Task statement ▸ Select all lines in the records that include "selected".

Dataset extract ▸
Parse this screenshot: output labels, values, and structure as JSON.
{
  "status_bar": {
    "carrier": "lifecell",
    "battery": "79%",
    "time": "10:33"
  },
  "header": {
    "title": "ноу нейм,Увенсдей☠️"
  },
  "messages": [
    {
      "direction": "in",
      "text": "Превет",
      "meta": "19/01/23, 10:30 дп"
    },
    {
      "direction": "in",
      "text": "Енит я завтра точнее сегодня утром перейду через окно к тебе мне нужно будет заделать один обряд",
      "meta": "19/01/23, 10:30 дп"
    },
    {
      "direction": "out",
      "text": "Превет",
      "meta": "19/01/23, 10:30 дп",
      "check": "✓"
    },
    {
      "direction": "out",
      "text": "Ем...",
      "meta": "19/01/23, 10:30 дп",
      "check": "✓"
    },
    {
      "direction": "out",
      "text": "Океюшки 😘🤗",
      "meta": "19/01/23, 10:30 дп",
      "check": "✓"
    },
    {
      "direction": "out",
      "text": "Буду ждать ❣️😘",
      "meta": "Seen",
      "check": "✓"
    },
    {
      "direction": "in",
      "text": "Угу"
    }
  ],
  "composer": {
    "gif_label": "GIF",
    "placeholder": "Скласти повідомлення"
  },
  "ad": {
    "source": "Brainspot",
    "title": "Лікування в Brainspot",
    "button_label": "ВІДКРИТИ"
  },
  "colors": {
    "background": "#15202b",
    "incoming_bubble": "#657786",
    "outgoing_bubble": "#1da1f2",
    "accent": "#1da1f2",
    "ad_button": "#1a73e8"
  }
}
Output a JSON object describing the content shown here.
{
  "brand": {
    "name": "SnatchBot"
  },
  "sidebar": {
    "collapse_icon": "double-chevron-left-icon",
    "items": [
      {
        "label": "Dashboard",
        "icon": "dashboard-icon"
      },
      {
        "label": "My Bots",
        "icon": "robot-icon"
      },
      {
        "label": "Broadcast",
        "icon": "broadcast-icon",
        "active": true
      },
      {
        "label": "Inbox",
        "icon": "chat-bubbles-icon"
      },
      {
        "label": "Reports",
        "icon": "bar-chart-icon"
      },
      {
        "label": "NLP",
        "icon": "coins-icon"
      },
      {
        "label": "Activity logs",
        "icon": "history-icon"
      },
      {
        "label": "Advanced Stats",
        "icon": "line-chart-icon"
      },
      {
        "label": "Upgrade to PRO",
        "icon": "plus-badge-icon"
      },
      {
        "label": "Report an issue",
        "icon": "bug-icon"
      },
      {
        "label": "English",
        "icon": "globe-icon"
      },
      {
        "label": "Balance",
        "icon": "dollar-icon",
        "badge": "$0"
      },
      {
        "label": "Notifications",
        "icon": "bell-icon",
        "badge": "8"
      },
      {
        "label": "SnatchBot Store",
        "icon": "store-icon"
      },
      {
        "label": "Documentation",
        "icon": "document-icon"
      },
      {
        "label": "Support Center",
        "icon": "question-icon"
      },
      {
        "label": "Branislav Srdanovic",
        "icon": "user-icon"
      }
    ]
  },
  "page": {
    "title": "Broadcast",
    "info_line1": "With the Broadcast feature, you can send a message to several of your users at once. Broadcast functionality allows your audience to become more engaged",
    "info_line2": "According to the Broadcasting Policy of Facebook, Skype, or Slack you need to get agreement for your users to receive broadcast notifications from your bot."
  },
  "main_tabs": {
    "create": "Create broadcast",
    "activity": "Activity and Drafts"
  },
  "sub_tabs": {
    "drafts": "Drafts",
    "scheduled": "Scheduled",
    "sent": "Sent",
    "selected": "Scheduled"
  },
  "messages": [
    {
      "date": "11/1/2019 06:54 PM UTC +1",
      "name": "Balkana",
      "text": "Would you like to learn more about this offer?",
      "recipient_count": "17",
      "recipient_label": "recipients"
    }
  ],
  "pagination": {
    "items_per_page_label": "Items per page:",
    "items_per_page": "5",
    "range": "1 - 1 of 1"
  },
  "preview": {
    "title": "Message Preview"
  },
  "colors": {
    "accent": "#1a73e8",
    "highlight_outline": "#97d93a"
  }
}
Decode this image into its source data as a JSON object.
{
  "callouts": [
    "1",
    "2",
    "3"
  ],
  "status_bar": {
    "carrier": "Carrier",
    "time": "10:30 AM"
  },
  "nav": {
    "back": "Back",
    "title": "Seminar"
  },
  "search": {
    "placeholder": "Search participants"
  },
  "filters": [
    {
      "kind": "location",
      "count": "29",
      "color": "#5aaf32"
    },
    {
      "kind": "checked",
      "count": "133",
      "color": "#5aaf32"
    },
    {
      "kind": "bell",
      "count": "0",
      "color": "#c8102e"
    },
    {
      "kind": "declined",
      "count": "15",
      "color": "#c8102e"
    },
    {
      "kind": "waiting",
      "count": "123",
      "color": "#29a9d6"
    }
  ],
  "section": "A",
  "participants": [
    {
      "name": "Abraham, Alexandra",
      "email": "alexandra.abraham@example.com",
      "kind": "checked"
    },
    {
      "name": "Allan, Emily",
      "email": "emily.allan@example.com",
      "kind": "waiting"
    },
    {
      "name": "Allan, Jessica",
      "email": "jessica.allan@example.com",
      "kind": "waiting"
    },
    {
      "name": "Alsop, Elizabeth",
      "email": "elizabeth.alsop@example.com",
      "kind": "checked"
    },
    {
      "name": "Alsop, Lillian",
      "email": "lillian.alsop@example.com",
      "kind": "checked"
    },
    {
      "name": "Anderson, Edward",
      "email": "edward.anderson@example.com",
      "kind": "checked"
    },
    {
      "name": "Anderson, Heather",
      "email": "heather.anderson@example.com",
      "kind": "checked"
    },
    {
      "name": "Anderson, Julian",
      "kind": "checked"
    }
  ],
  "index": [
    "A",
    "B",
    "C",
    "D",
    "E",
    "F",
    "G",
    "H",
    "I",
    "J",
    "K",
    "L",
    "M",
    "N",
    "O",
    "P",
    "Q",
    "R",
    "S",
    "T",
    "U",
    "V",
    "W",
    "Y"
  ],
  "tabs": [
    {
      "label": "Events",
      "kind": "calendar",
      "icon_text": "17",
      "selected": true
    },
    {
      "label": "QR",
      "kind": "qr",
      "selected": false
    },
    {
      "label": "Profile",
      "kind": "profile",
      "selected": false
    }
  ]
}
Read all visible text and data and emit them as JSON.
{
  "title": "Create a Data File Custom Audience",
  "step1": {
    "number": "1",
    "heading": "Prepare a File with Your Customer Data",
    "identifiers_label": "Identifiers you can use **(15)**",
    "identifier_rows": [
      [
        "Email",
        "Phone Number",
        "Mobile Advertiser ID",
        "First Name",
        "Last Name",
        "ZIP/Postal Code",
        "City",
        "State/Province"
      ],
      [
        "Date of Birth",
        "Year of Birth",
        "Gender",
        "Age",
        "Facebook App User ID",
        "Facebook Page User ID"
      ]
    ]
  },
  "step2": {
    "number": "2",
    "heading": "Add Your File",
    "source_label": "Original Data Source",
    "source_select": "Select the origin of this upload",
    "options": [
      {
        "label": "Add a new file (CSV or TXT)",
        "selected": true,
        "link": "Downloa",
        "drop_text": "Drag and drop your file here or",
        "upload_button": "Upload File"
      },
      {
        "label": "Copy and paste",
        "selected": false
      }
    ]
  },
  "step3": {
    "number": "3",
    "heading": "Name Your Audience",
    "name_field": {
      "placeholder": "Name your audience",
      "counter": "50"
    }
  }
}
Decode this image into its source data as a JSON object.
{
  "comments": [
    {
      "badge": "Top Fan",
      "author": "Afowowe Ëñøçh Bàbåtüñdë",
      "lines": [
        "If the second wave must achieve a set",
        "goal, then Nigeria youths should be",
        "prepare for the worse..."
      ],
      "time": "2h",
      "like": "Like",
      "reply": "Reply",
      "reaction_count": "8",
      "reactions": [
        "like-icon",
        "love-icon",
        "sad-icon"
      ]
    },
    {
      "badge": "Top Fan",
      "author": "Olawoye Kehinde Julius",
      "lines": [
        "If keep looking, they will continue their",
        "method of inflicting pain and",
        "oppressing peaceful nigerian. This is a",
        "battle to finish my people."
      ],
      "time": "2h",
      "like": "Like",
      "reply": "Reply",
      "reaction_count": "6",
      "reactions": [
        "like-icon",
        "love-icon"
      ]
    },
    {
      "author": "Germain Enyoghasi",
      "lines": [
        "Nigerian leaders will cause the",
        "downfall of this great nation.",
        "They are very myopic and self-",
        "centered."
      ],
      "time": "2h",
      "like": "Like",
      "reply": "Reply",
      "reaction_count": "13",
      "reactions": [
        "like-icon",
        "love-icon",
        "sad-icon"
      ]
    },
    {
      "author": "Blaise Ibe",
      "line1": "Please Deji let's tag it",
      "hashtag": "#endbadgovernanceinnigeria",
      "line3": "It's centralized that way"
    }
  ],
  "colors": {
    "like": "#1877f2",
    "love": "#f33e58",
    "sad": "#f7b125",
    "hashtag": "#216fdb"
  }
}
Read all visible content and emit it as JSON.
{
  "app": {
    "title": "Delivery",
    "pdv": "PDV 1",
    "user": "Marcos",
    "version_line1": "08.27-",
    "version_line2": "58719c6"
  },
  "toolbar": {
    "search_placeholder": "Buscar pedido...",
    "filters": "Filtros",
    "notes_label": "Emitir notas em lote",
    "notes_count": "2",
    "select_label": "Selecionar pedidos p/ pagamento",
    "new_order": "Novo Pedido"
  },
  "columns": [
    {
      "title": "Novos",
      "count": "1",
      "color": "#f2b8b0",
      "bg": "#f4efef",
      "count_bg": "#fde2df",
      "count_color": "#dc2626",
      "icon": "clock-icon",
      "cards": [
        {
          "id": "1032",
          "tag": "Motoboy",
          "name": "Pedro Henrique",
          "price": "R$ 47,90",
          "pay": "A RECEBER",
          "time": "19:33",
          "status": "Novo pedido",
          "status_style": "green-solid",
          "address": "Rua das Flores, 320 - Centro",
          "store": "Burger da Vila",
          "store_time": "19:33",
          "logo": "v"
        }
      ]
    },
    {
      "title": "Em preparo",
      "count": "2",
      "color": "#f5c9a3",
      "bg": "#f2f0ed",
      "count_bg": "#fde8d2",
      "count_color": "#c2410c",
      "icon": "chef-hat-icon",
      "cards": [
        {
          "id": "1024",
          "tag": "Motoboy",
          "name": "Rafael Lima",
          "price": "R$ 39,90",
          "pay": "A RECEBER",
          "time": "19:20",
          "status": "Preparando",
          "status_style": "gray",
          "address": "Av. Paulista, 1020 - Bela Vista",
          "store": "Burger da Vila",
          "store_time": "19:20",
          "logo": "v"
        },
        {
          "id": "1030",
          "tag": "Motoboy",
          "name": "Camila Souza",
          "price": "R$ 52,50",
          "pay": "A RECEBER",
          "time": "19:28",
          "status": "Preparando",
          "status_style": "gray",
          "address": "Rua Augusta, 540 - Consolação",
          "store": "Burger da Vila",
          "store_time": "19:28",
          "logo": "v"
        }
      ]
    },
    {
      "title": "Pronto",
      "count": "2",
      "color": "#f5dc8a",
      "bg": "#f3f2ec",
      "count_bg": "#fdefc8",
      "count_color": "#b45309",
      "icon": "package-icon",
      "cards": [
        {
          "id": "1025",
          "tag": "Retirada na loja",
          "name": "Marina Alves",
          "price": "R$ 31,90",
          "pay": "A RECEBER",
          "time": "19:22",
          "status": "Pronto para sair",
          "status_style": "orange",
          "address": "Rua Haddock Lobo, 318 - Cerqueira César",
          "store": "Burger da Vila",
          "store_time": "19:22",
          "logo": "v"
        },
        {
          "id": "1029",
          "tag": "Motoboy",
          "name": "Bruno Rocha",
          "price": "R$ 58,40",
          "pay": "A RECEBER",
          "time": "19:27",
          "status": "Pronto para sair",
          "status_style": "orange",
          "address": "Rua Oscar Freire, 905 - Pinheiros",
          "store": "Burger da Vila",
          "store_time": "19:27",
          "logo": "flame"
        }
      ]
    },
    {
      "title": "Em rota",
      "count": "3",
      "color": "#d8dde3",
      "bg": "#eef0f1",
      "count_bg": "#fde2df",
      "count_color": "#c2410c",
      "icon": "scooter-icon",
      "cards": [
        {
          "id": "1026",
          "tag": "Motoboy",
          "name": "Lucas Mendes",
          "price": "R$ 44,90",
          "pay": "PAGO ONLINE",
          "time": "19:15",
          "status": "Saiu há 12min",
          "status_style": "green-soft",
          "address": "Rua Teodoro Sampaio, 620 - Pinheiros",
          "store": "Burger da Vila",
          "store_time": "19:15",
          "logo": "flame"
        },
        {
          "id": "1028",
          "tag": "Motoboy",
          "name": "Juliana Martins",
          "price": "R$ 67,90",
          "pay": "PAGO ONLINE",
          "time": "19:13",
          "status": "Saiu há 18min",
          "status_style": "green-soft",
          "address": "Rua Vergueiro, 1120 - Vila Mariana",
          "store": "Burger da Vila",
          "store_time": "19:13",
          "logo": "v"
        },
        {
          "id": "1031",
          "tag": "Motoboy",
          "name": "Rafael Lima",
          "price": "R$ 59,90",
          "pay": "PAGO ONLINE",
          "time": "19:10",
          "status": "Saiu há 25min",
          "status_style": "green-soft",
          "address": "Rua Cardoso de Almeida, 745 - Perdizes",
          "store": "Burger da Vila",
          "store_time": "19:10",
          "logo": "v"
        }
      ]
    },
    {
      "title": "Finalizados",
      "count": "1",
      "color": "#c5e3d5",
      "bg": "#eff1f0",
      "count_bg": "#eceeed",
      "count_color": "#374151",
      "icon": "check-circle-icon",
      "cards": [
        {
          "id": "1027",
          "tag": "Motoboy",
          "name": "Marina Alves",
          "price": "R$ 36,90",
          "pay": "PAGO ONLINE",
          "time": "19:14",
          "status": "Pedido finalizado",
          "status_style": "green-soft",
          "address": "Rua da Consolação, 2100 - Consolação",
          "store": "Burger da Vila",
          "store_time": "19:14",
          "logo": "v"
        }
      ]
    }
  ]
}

Result below ▸
    "selected": "Scheduled"
      "selected": true
      "selected": false
      "selected": false
        "selected": true,
        "selected": false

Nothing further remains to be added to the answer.